## WHAT THE TASK ASKS
Without the pictures, can you quote each line below exactly?

= = = =

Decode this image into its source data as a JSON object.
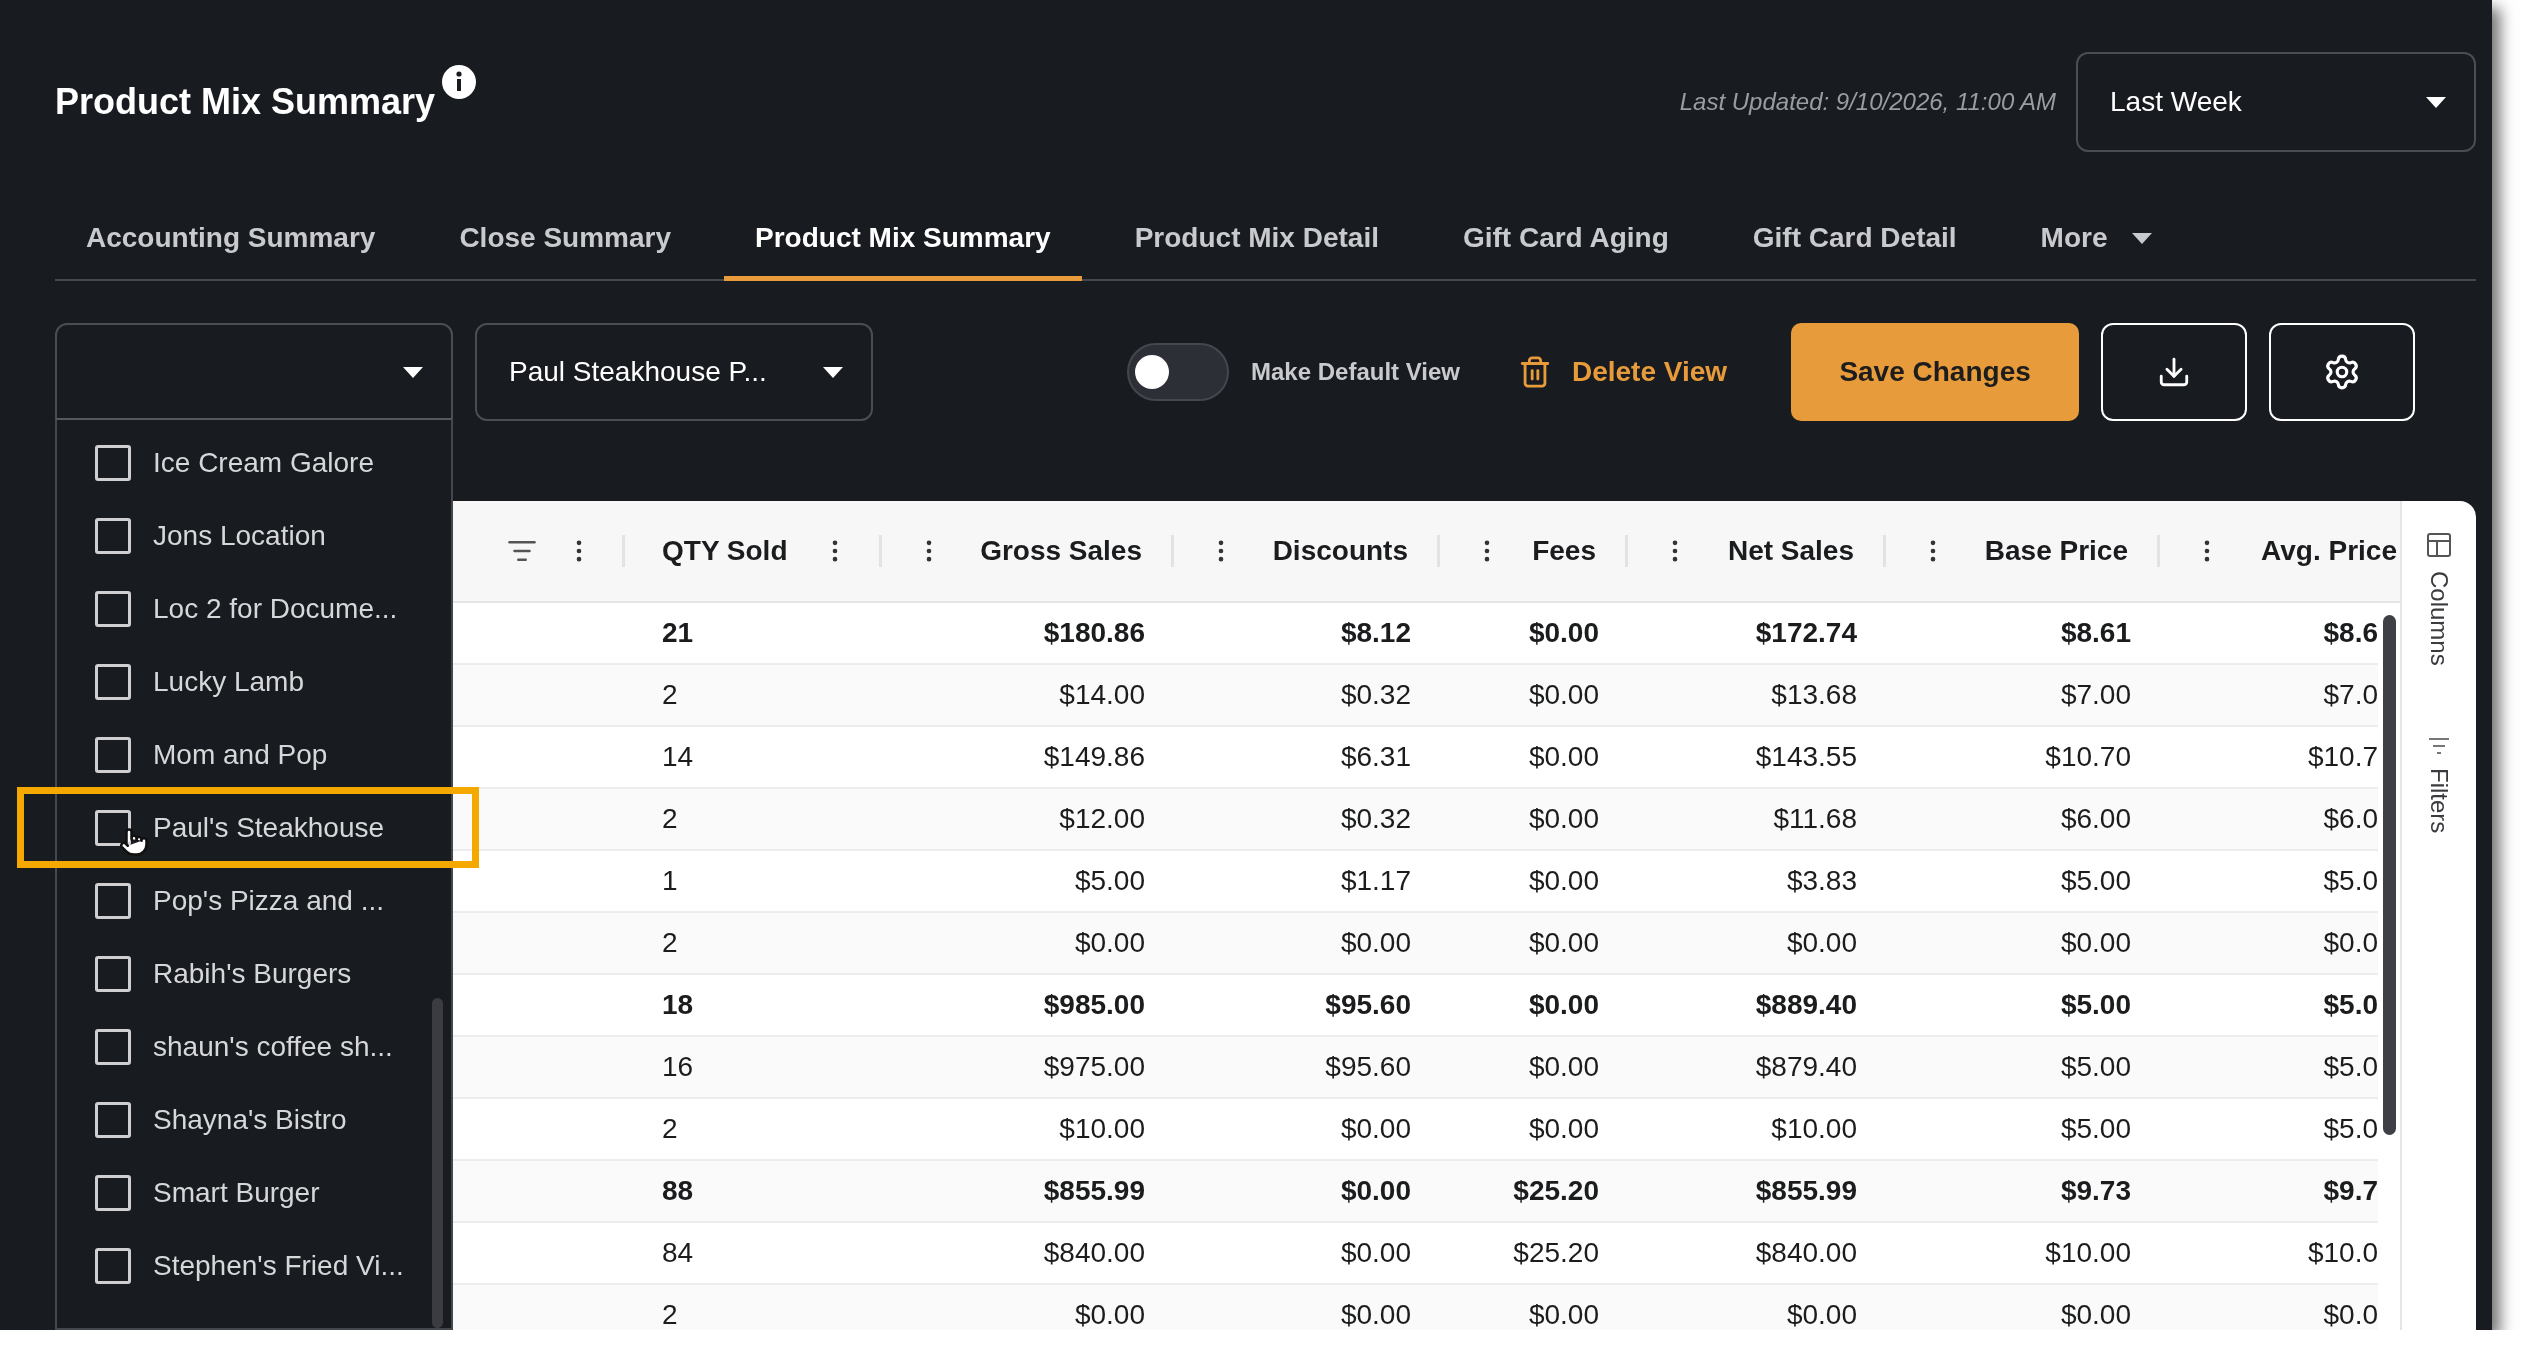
{
  "header": {
    "title": "Product Mix Summary",
    "last_updated": "Last Updated: 9/10/2026, 11:00 AM",
    "period": "Last Week"
  },
  "tabs": [
    {
      "label": "Accounting Summary",
      "selected": false
    },
    {
      "label": "Close Summary",
      "selected": false
    },
    {
      "label": "Product Mix Summary",
      "selected": true
    },
    {
      "label": "Product Mix Detail",
      "selected": false
    },
    {
      "label": "Gift Card Aging",
      "selected": false
    },
    {
      "label": "Gift Card Detail",
      "selected": false
    },
    {
      "label": "More",
      "selected": false,
      "kind": "menu"
    }
  ],
  "toolbar": {
    "view": "Paul Steakhouse P...",
    "default_view": {
      "label": "Make Default View",
      "on": false
    },
    "delete_label": "Delete View",
    "save_label": "Save Changes"
  },
  "location_filter": {
    "expanded": true,
    "items": [
      {
        "label": "Ice Cream Galore",
        "checked": false,
        "highlighted": false
      },
      {
        "label": "Jons Location",
        "checked": false,
        "highlighted": false
      },
      {
        "label": "Loc 2 for Docume...",
        "checked": false,
        "highlighted": false
      },
      {
        "label": "Lucky Lamb",
        "checked": false,
        "highlighted": false
      },
      {
        "label": "Mom and Pop",
        "checked": false,
        "highlighted": false
      },
      {
        "label": "Paul's Steakhouse",
        "checked": false,
        "highlighted": true
      },
      {
        "label": "Pop's Pizza and ...",
        "checked": false,
        "highlighted": false
      },
      {
        "label": "Rabih's Burgers",
        "checked": false,
        "highlighted": false
      },
      {
        "label": "shaun's coffee sh...",
        "checked": false,
        "highlighted": false
      },
      {
        "label": "Shayna's Bistro",
        "checked": false,
        "highlighted": false
      },
      {
        "label": "Smart Burger",
        "checked": false,
        "highlighted": false
      },
      {
        "label": "Stephen's Fried Vi...",
        "checked": false,
        "highlighted": false
      }
    ]
  },
  "table": {
    "columns": [
      "QTY Sold",
      "Gross Sales",
      "Discounts",
      "Fees",
      "Net Sales",
      "Base Price",
      "Avg. Price"
    ],
    "rows": [
      {
        "kind": "group",
        "cells": [
          "21",
          "$180.86",
          "$8.12",
          "$0.00",
          "$172.74",
          "$8.61",
          "$8.6"
        ]
      },
      {
        "kind": "item",
        "cells": [
          "2",
          "$14.00",
          "$0.32",
          "$0.00",
          "$13.68",
          "$7.00",
          "$7.0"
        ]
      },
      {
        "kind": "item",
        "cells": [
          "14",
          "$149.86",
          "$6.31",
          "$0.00",
          "$143.55",
          "$10.70",
          "$10.7"
        ]
      },
      {
        "kind": "item",
        "cells": [
          "2",
          "$12.00",
          "$0.32",
          "$0.00",
          "$11.68",
          "$6.00",
          "$6.0"
        ]
      },
      {
        "kind": "item",
        "cells": [
          "1",
          "$5.00",
          "$1.17",
          "$0.00",
          "$3.83",
          "$5.00",
          "$5.0"
        ]
      },
      {
        "kind": "item",
        "cells": [
          "2",
          "$0.00",
          "$0.00",
          "$0.00",
          "$0.00",
          "$0.00",
          "$0.0"
        ]
      },
      {
        "kind": "group",
        "cells": [
          "18",
          "$985.00",
          "$95.60",
          "$0.00",
          "$889.40",
          "$5.00",
          "$5.0"
        ]
      },
      {
        "kind": "item",
        "cells": [
          "16",
          "$975.00",
          "$95.60",
          "$0.00",
          "$879.40",
          "$5.00",
          "$5.0"
        ]
      },
      {
        "kind": "item",
        "cells": [
          "2",
          "$10.00",
          "$0.00",
          "$0.00",
          "$10.00",
          "$5.00",
          "$5.0"
        ]
      },
      {
        "kind": "group",
        "cells": [
          "88",
          "$855.99",
          "$0.00",
          "$25.20",
          "$855.99",
          "$9.73",
          "$9.7"
        ]
      },
      {
        "kind": "item",
        "cells": [
          "84",
          "$840.00",
          "$0.00",
          "$25.20",
          "$840.00",
          "$10.00",
          "$10.0"
        ]
      },
      {
        "kind": "item",
        "cells": [
          "2",
          "$0.00",
          "$0.00",
          "$0.00",
          "$0.00",
          "$0.00",
          "$0.0"
        ]
      }
    ]
  },
  "side_panel": [
    "Columns",
    "Filters"
  ]
}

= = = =

## OUTPUT OF THE EXERCISE
Decode this image into its source data as a JSON object.
{
  "header": {
    "title": "Product Mix Summary",
    "last_updated": "Last Updated: 9/10/2026, 11:00 AM",
    "period": "Last Week"
  },
  "tabs": [
    {
      "label": "Accounting Summary",
      "selected": false
    },
    {
      "label": "Close Summary",
      "selected": false
    },
    {
      "label": "Product Mix Summary",
      "selected": true
    },
    {
      "label": "Product Mix Detail",
      "selected": false
    },
    {
      "label": "Gift Card Aging",
      "selected": false
    },
    {
      "label": "Gift Card Detail",
      "selected": false
    },
    {
      "label": "More",
      "selected": false,
      "kind": "menu"
    }
  ],
  "toolbar": {
    "view": "Paul Steakhouse P...",
    "default_view": {
      "label": "Make Default View",
      "on": false
    },
    "delete_label": "Delete View",
    "save_label": "Save Changes"
  },
  "location_filter": {
    "expanded": true,
    "items": [
      {
        "label": "Ice Cream Galore",
        "checked": false,
        "highlighted": false
      },
      {
        "label": "Jons Location",
        "checked": false,
        "highlighted": false
      },
      {
        "label": "Loc 2 for Docume...",
        "checked": false,
        "highlighted": false
      },
      {
        "label": "Lucky Lamb",
        "checked": false,
        "highlighted": false
      },
      {
        "label": "Mom and Pop",
        "checked": false,
        "highlighted": false
      },
      {
        "label": "Paul's Steakhouse",
        "checked": false,
        "highlighted": true
      },
      {
        "label": "Pop's Pizza and ...",
        "checked": false,
        "highlighted": false
      },
      {
        "label": "Rabih's Burgers",
        "checked": false,
        "highlighted": false
      },
      {
        "label": "shaun's coffee sh...",
        "checked": false,
        "highlighted": false
      },
      {
        "label": "Shayna's Bistro",
        "checked": false,
        "highlighted": false
      },
      {
        "label": "Smart Burger",
        "checked": false,
        "highlighted": false
      },
      {
        "label": "Stephen's Fried Vi...",
        "checked": false,
        "highlighted": false
      }
    ]
  },
  "table": {
    "columns": [
      "QTY Sold",
      "Gross Sales",
      "Discounts",
      "Fees",
      "Net Sales",
      "Base Price",
      "Avg. Price"
    ],
    "rows": [
      {
        "kind": "group",
        "cells": [
          "21",
          "$180.86",
          "$8.12",
          "$0.00",
          "$172.74",
          "$8.61",
          "$8.6"
        ]
      },
      {
        "kind": "item",
        "cells": [
          "2",
          "$14.00",
          "$0.32",
          "$0.00",
          "$13.68",
          "$7.00",
          "$7.0"
        ]
      },
      {
        "kind": "item",
        "cells": [
          "14",
          "$149.86",
          "$6.31",
          "$0.00",
          "$143.55",
          "$10.70",
          "$10.7"
        ]
      },
      {
        "kind": "item",
        "cells": [
          "2",
          "$12.00",
          "$0.32",
          "$0.00",
          "$11.68",
          "$6.00",
          "$6.0"
        ]
      },
      {
        "kind": "item",
        "cells": [
          "1",
          "$5.00",
          "$1.17",
          "$0.00",
          "$3.83",
          "$5.00",
          "$5.0"
        ]
      },
      {
        "kind": "item",
        "cells": [
          "2",
          "$0.00",
          "$0.00",
          "$0.00",
          "$0.00",
          "$0.00",
          "$0.0"
        ]
      },
      {
        "kind": "group",
        "cells": [
          "18",
          "$985.00",
          "$95.60",
          "$0.00",
          "$889.40",
          "$5.00",
          "$5.0"
        ]
      },
      {
        "kind": "item",
        "cells": [
          "16",
          "$975.00",
          "$95.60",
          "$0.00",
          "$879.40",
          "$5.00",
          "$5.0"
        ]
      },
      {
        "kind": "item",
        "cells": [
          "2",
          "$10.00",
          "$0.00",
          "$0.00",
          "$10.00",
          "$5.00",
          "$5.0"
        ]
      },
      {
        "kind": "group",
        "cells": [
          "88",
          "$855.99",
          "$0.00",
          "$25.20",
          "$855.99",
          "$9.73",
          "$9.7"
        ]
      },
      {
        "kind": "item",
        "cells": [
          "84",
          "$840.00",
          "$0.00",
          "$25.20",
          "$840.00",
          "$10.00",
          "$10.0"
        ]
      },
      {
        "kind": "item",
        "cells": [
          "2",
          "$0.00",
          "$0.00",
          "$0.00",
          "$0.00",
          "$0.00",
          "$0.0"
        ]
      }
    ]
  },
  "side_panel": [
    "Columns",
    "Filters"
  ]
}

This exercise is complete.